● **Task prompt**:
In the listing below, find each line containing "content" and report it.

===== Entries provided

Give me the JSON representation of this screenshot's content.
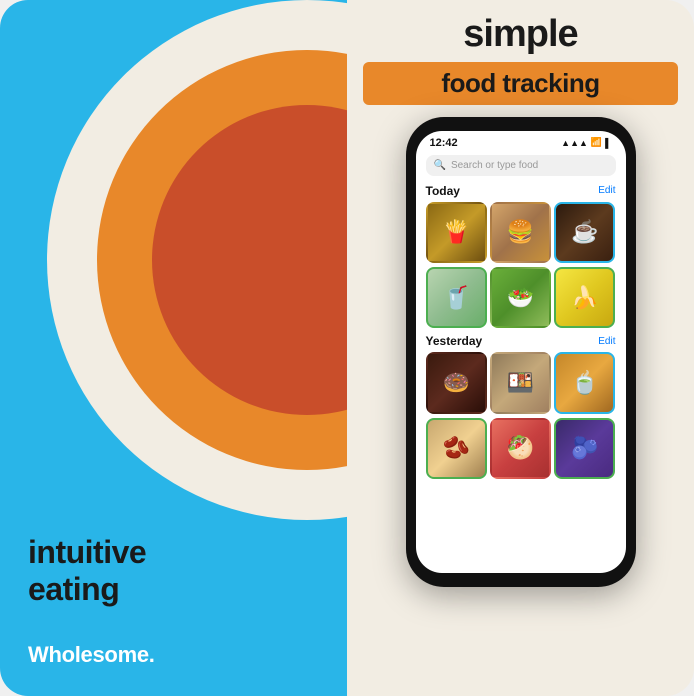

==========
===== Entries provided

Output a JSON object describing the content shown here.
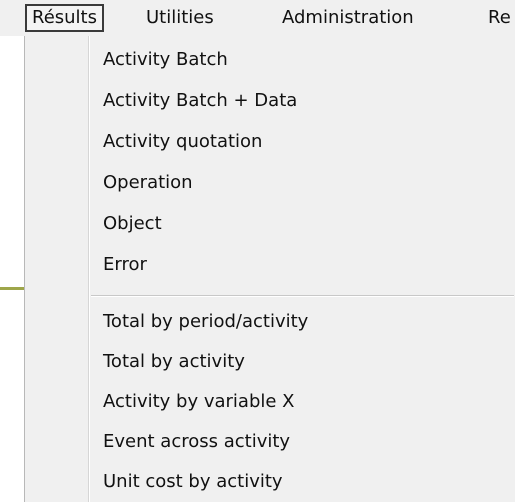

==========
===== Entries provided

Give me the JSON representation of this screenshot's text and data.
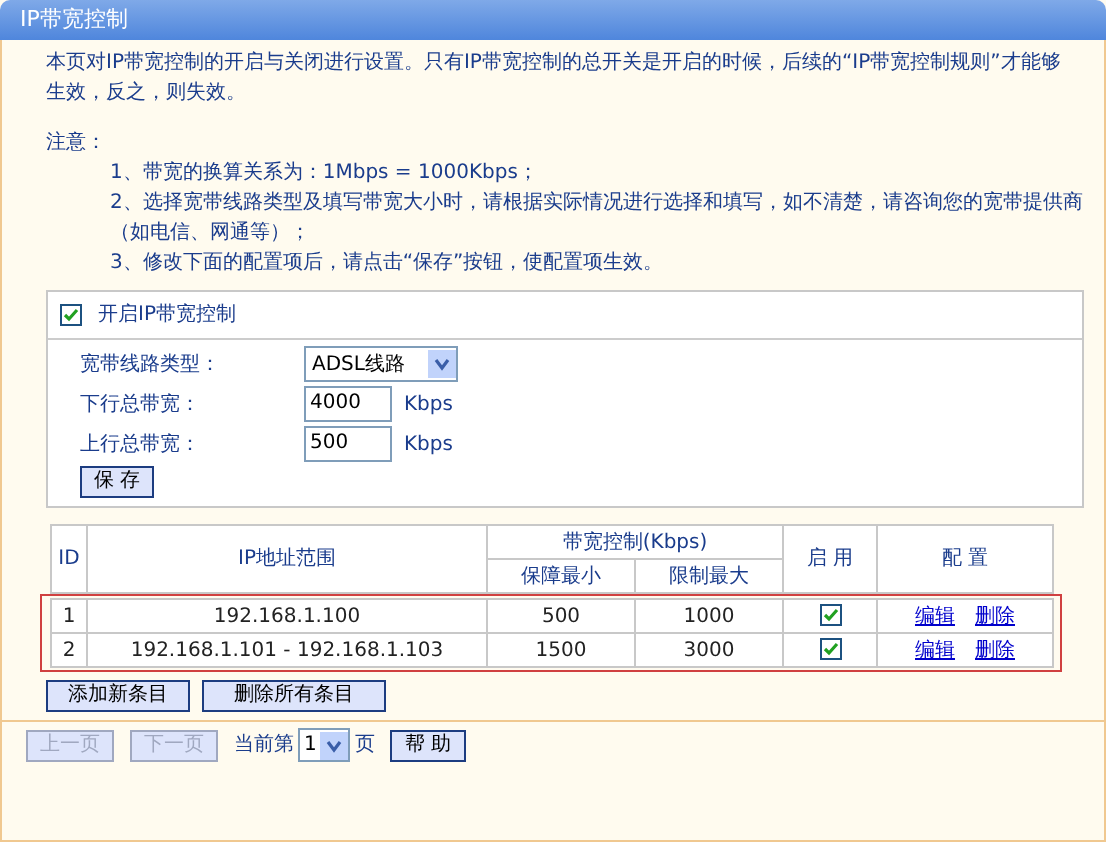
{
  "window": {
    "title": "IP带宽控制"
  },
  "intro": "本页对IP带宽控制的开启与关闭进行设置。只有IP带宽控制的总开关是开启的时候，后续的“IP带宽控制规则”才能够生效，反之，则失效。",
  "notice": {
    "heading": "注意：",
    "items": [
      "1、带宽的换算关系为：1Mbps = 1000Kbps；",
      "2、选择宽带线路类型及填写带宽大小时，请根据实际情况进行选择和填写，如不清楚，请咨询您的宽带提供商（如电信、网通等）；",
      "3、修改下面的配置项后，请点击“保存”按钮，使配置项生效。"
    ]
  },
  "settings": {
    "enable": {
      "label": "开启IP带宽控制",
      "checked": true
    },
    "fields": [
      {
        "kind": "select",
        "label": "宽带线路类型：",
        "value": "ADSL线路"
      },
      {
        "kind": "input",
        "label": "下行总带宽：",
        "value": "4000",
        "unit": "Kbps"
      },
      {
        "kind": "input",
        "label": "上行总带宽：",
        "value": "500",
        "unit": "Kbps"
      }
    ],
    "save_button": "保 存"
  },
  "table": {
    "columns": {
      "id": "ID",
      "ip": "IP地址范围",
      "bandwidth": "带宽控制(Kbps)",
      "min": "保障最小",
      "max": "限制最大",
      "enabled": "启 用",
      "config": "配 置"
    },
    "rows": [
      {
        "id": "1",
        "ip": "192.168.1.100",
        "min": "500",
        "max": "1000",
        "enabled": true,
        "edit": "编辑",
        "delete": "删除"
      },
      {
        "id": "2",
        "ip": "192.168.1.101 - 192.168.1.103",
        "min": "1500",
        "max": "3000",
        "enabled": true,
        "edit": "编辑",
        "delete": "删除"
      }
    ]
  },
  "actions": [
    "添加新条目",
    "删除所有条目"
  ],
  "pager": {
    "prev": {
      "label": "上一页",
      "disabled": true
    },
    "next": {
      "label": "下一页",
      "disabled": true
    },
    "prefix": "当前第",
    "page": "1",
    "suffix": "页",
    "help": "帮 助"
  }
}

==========

● **Solution for this problem**:
Give me the JSON representation of this screenshot's content.
Output a JSON object describing the content shown here.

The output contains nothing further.